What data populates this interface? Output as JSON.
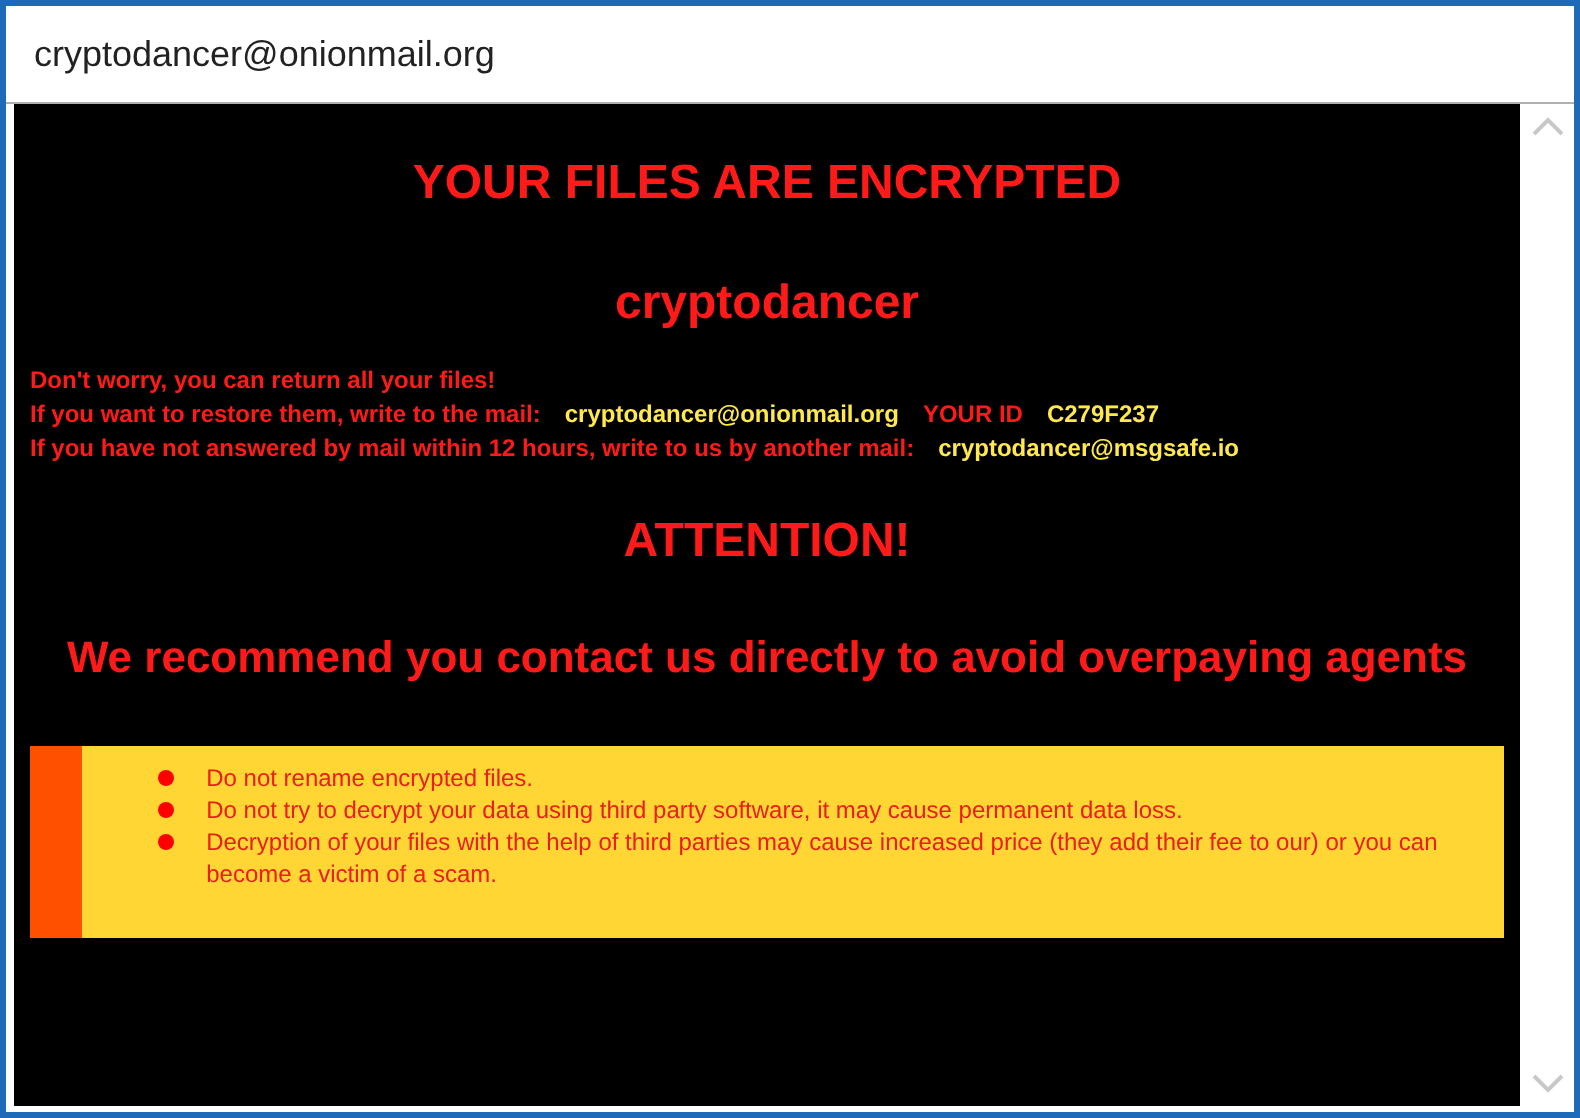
{
  "window": {
    "title": "cryptodancer@onionmail.org"
  },
  "heading": "YOUR FILES ARE ENCRYPTED",
  "name": "cryptodancer",
  "info_lines": [
    {
      "segments": [
        {
          "kind": "label",
          "text": "Don't worry, you can return all your files!"
        }
      ]
    },
    {
      "segments": [
        {
          "kind": "label",
          "text": "If you want to restore them, write to the mail:"
        },
        {
          "kind": "value",
          "text": "cryptodancer@onionmail.org"
        },
        {
          "kind": "label",
          "text": "YOUR ID"
        },
        {
          "kind": "value",
          "text": "C279F237"
        }
      ]
    },
    {
      "segments": [
        {
          "kind": "label",
          "text": "If you have not answered by mail within 12 hours, write to us by another mail:"
        },
        {
          "kind": "value",
          "text": "cryptodancer@msgsafe.io"
        }
      ]
    }
  ],
  "attention": "ATTENTION!",
  "recommendation": "We recommend you contact us directly to avoid overpaying agents",
  "warnings": [
    "Do not rename encrypted files.",
    "Do not try to decrypt your data using third party software, it may cause permanent data loss.",
    "Decryption of your files with the help of third parties may cause increased price (they add their fee to our) or you can become a victim of a scam."
  ]
}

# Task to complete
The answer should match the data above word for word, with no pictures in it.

# Answer box
What data populates this interface? Output as JSON.
{
  "window": {
    "title": "cryptodancer@onionmail.org"
  },
  "heading": "YOUR FILES ARE ENCRYPTED",
  "name": "cryptodancer",
  "info_lines": [
    {
      "segments": [
        {
          "kind": "label",
          "text": "Don't worry, you can return all your files!"
        }
      ]
    },
    {
      "segments": [
        {
          "kind": "label",
          "text": "If you want to restore them, write to the mail:"
        },
        {
          "kind": "value",
          "text": "cryptodancer@onionmail.org"
        },
        {
          "kind": "label",
          "text": "YOUR ID"
        },
        {
          "kind": "value",
          "text": "C279F237"
        }
      ]
    },
    {
      "segments": [
        {
          "kind": "label",
          "text": "If you have not answered by mail within 12 hours, write to us by another mail:"
        },
        {
          "kind": "value",
          "text": "cryptodancer@msgsafe.io"
        }
      ]
    }
  ],
  "attention": "ATTENTION!",
  "recommendation": "We recommend you contact us directly to avoid overpaying agents",
  "warnings": [
    "Do not rename encrypted files.",
    "Do not try to decrypt your data using third party software, it may cause permanent data loss.",
    "Decryption of your files with the help of third parties may cause increased price (they add their fee to our) or you can become a victim of a scam."
  ]
}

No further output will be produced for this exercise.